On April 5th, 2010, the international watchdog organization, Wikileaks, published a highly classified video filmed from an Apache helicopter in Iraq during the chaotic year of 2007. It depicted the murder of twelve Iraqi citizens, virtually unarmed, and posing no danger to the firing squad perched on the Apache helicopter. Among the dead were two Reuters journalists, who carried cameras that, according to the soldiers, resembled RPGs. Also dead were several Iraqis who came to assist the wounded journalists. The release of this video, after several years of stalling, triggered an explosive reaction from citizenries across the world. The nonchalance and ecstasy displayed by the soldiers during the thirty-eight minutes video proved to be so shocking, that some believed these soldiers were surely going to be reprimanded. They felt that such an incident represented an aberration, a seldom mutation within the warrior ethos, and a rare escape from the uniform nobility of Obama’s imperial legions. It was so different from the Hollywood versions of war that has become so ingrained in the masses’ psyche.

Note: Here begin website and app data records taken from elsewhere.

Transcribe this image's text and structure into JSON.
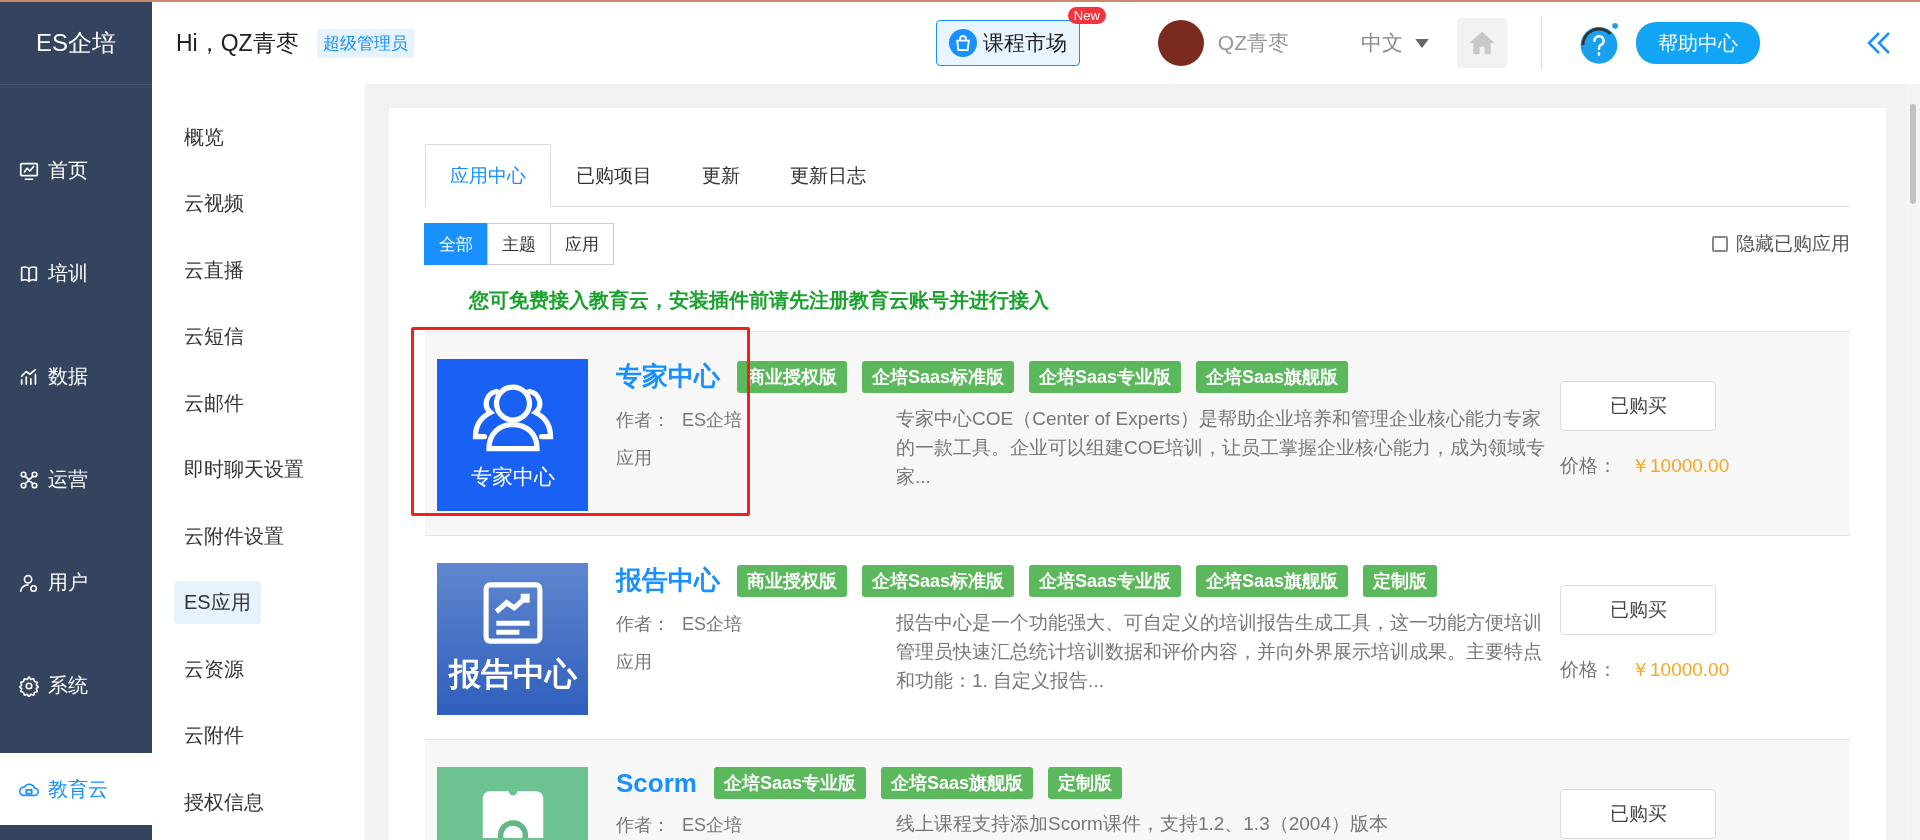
{
  "brand": "ES企培",
  "sidebar": {
    "items": [
      {
        "label": "首页",
        "kind": "monitor",
        "selected": false
      },
      {
        "label": "培训",
        "kind": "training",
        "selected": false
      },
      {
        "label": "数据",
        "kind": "chart",
        "selected": false
      },
      {
        "label": "运营",
        "kind": "nodes",
        "selected": false
      },
      {
        "label": "用户",
        "kind": "user",
        "selected": false
      },
      {
        "label": "系统",
        "kind": "gear",
        "selected": false
      },
      {
        "label": "教育云",
        "kind": "cloud",
        "selected": true
      }
    ]
  },
  "submenu": [
    {
      "label": "概览",
      "selected": false
    },
    {
      "label": "云视频",
      "selected": false
    },
    {
      "label": "云直播",
      "selected": false
    },
    {
      "label": "云短信",
      "selected": false
    },
    {
      "label": "云邮件",
      "selected": false
    },
    {
      "label": "即时聊天设置",
      "selected": false
    },
    {
      "label": "云附件设置",
      "selected": false
    },
    {
      "label": "ES应用",
      "selected": true
    },
    {
      "label": "云资源",
      "selected": false
    },
    {
      "label": "云附件",
      "selected": false
    },
    {
      "label": "授权信息",
      "selected": false
    }
  ],
  "header": {
    "greeting": "Hi，QZ青枣",
    "role": "超级管理员",
    "market": {
      "label": "课程市场",
      "badge": "New"
    },
    "user": "QZ青枣",
    "language": "中文",
    "help": "帮助中心"
  },
  "tabs": [
    {
      "label": "应用中心",
      "selected": true
    },
    {
      "label": "已购项目",
      "selected": false
    },
    {
      "label": "更新",
      "selected": false
    },
    {
      "label": "更新日志",
      "selected": false
    }
  ],
  "filters": [
    {
      "label": "全部",
      "selected": true
    },
    {
      "label": "主题",
      "selected": false
    },
    {
      "label": "应用",
      "selected": false
    }
  ],
  "hide_purchased": {
    "label": "隐藏已购应用",
    "checked": false
  },
  "notice": "您可免费接入教育云，安装插件前请先注册教育云账号并进行接入",
  "apps": [
    {
      "icon": {
        "kind": "experts",
        "caption": "专家中心"
      },
      "title": "专家中心",
      "tags": [
        "商业授权版",
        "企培Saas标准版",
        "企培Saas专业版",
        "企培Saas旗舰版"
      ],
      "author_label": "作者：",
      "author": "ES企培",
      "type": "应用",
      "description": "专家中心COE（Center of Experts）是帮助企业培养和管理企业核心能力专家的一款工具。企业可以组建COE培训，让员工掌握企业核心能力，成为领域专家...",
      "button": "已购买",
      "price_label": "价格：",
      "price": "￥10000.00",
      "annotated": true
    },
    {
      "icon": {
        "kind": "report",
        "caption": "报告中心"
      },
      "title": "报告中心",
      "tags": [
        "商业授权版",
        "企培Saas标准版",
        "企培Saas专业版",
        "企培Saas旗舰版",
        "定制版"
      ],
      "author_label": "作者：",
      "author": "ES企培",
      "type": "应用",
      "description": "报告中心是一个功能强大、可自定义的培训报告生成工具，这一功能方便培训管理员快速汇总统计培训数据和评价内容，并向外界展示培训成果。主要特点和功能：1. 自定义报告...",
      "button": "已购买",
      "price_label": "价格：",
      "price": "￥10000.00",
      "annotated": false
    },
    {
      "icon": {
        "kind": "scorm"
      },
      "title": "Scorm",
      "tags": [
        "企培Saas专业版",
        "企培Saas旗舰版",
        "定制版"
      ],
      "author_label": "作者：",
      "author": "ES企培",
      "description": "线上课程支持添加Scorm课件，支持1.2、1.3（2004）版本",
      "button": "已购买",
      "annotated": false
    }
  ]
}
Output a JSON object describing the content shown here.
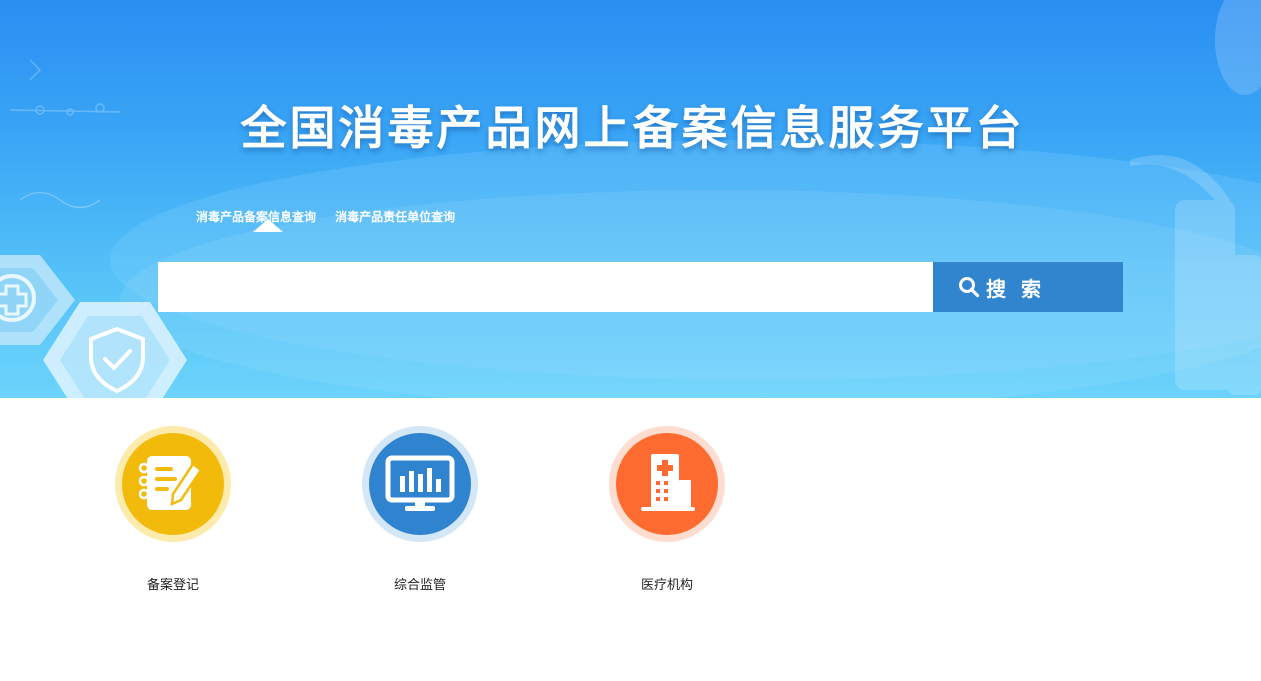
{
  "header": {
    "title": "全国消毒产品网上备案信息服务平台"
  },
  "tabs": [
    {
      "label": "消毒产品备案信息查询",
      "active": true
    },
    {
      "label": "消毒产品责任单位查询",
      "active": false
    }
  ],
  "search": {
    "placeholder": "",
    "value": "",
    "button_label": "搜 索",
    "button_icon": "search-icon"
  },
  "services": [
    {
      "label": "备案登记",
      "icon": "notebook-pen-icon",
      "color": "#f2bb0b",
      "ring": "#fde9a4"
    },
    {
      "label": "综合监管",
      "icon": "monitor-chart-icon",
      "color": "#3083cf",
      "ring": "#cfe4f6"
    },
    {
      "label": "医疗机构",
      "icon": "hospital-icon",
      "color": "#fe6b31",
      "ring": "#fdd9cb"
    }
  ],
  "colors": {
    "banner_top": "#2a8ef2",
    "banner_bottom": "#6bd3fb",
    "search_button": "#3185cf"
  }
}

Instead, the U.S. Central Command’s report of their probe into the matter found the soldiers innocent of all charges. The investigation found that the soldiers operated within the parameters of their training, and were doing everything by the books. Upon first approximation, this verdict may seem shocking and unjust. But here we have to return to what Hedges described as part of the warrior experience: the obliteration of taboo when armed with a single purpose, exempting one from the confining rigidity of law and morality. What combat and war induces within the warrior is much like love, a single-minded apprehension of reality that lays waste to all triviality. And the fact is, what the Wikileaks video depicted was not an aberration. The only rare thing about the incident is the fact that it ended up in the hands of Wikileaks, allowing us to see it. Who knows how many incidents just like this has not been released in video.

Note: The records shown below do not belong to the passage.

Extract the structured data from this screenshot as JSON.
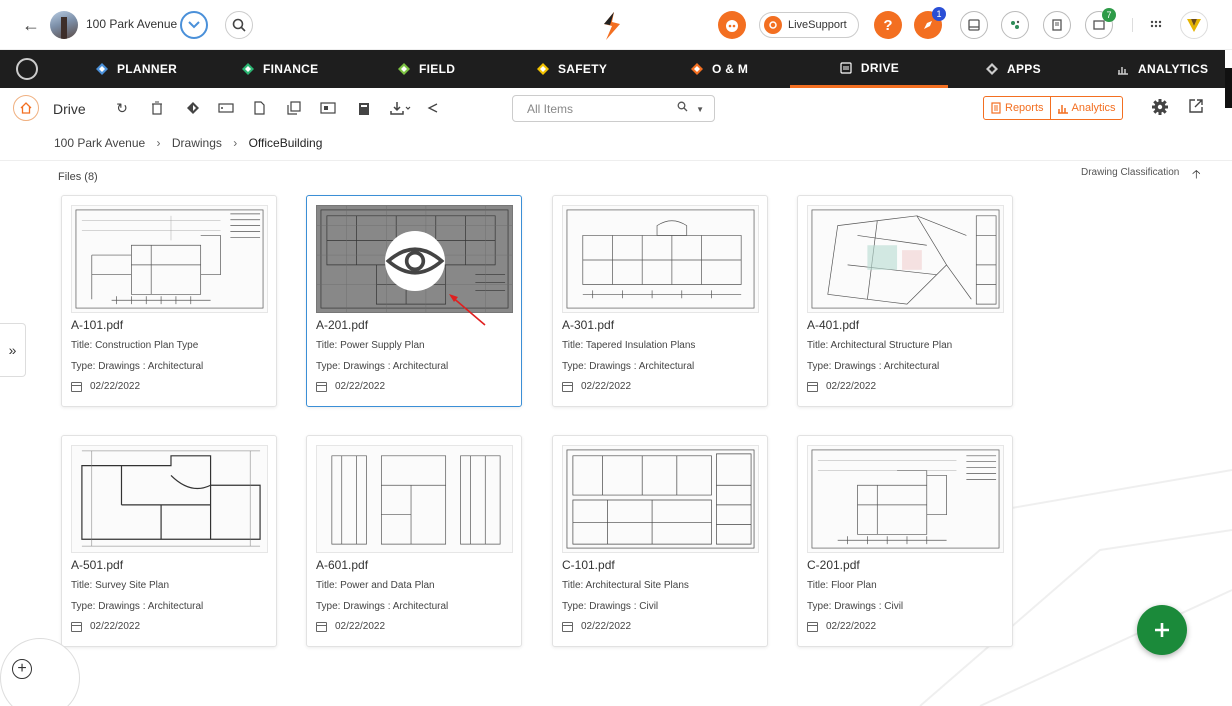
{
  "project": {
    "name": "100 Park Avenue"
  },
  "top_actions": {
    "live_support_label": "LiveSupport",
    "notification_count": "1",
    "cart_count": "7"
  },
  "nav": [
    {
      "label": "PLANNER",
      "icon": "planner-icon"
    },
    {
      "label": "FINANCE",
      "icon": "finance-icon"
    },
    {
      "label": "FIELD",
      "icon": "field-icon"
    },
    {
      "label": "SAFETY",
      "icon": "safety-icon"
    },
    {
      "label": "O & M",
      "icon": "om-icon"
    },
    {
      "label": "DRIVE",
      "icon": "drive-icon",
      "active": true
    },
    {
      "label": "APPS",
      "icon": "apps-icon"
    },
    {
      "label": "ANALYTICS",
      "icon": "analytics-icon"
    }
  ],
  "toolbar": {
    "title": "Drive",
    "search_placeholder": "All Items",
    "reports_label": "Reports",
    "analytics_label": "Analytics"
  },
  "breadcrumb": [
    "100 Park Avenue",
    "Drawings",
    "OfficeBuilding"
  ],
  "files_label": "Files (8)",
  "sort_label": "Drawing Classification",
  "files": [
    {
      "name": "A-101.pdf",
      "title": "Title: Construction Plan Type",
      "type": "Type: Drawings : Architectural",
      "date": "02/22/2022"
    },
    {
      "name": "A-201.pdf",
      "title": "Title: Power Supply Plan",
      "type": "Type: Drawings : Architectural",
      "date": "02/22/2022",
      "selected": true
    },
    {
      "name": "A-301.pdf",
      "title": "Title: Tapered Insulation Plans",
      "type": "Type: Drawings : Architectural",
      "date": "02/22/2022"
    },
    {
      "name": "A-401.pdf",
      "title": "Title: Architectural Structure Plan",
      "type": "Type: Drawings : Architectural",
      "date": "02/22/2022"
    },
    {
      "name": "A-501.pdf",
      "title": "Title: Survey Site Plan",
      "type": "Type: Drawings : Architectural",
      "date": "02/22/2022"
    },
    {
      "name": "A-601.pdf",
      "title": "Title: Power and Data Plan",
      "type": "Type: Drawings : Architectural",
      "date": "02/22/2022"
    },
    {
      "name": "C-101.pdf",
      "title": "Title: Architectural Site Plans",
      "type": "Type: Drawings : Civil",
      "date": "02/22/2022"
    },
    {
      "name": "C-201.pdf",
      "title": "Title: Floor Plan",
      "type": "Type: Drawings : Civil",
      "date": "02/22/2022"
    }
  ],
  "colors": {
    "accent": "#f36f21",
    "nav_bg": "#1e1e1e",
    "selected_border": "#3b8fd6",
    "fab": "#1b8a3a"
  }
}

The video is not primarily a condemnation of the soldiers who committed the killings. Its value lies in the fact that it is able to reveal to the lay person the dark elixir of war. It is war that builds for the its victims and its perpetrators an alternative reality free from the corners of human decency. Organizations like Wikileaks remain the last vestiges that allows the ordinary citizen to be aware of what his or her country is committing, often in their name. It allows for a rare introspection into the individual’s perception of what war is, away from the Hollywood depictions in movies such as Gladiator, Saving Private Ryan, or even Platoon. Videos like the one released by Wikileaks reveals the disparity between reality and the propagandistic myth pushed by the corporate media. And as Hedges would describe it, ever since the Crimean War, the national press’s coverage of war has always had the primary purpose of sustaining morale for the war effort.

This is what we do. Mass murder is the reason why there are over a million dead in Afghanistan and Iraq. Not even Barack Obama can change that. It is easy to view the video, and then talk about it as though it is an irregularity. No, it is the exact opposite. Wikileaks should be protected for its ability to allow citizens to view war for what it is, and not what it’s presented as, on a silver platter, by the FOX News and CNNs. The more we allow ourselves to believe in the glory of war shown by the corporate media and popular culture, the more delusional we will become as a society. Ultimately, our society will exhibit such callousness as to become what the great 20th century Irish poet described in his “Meditations in Time of Civil War”:

“We had fed the heart on fantasies,
The heart’s grown brutal from the fare.”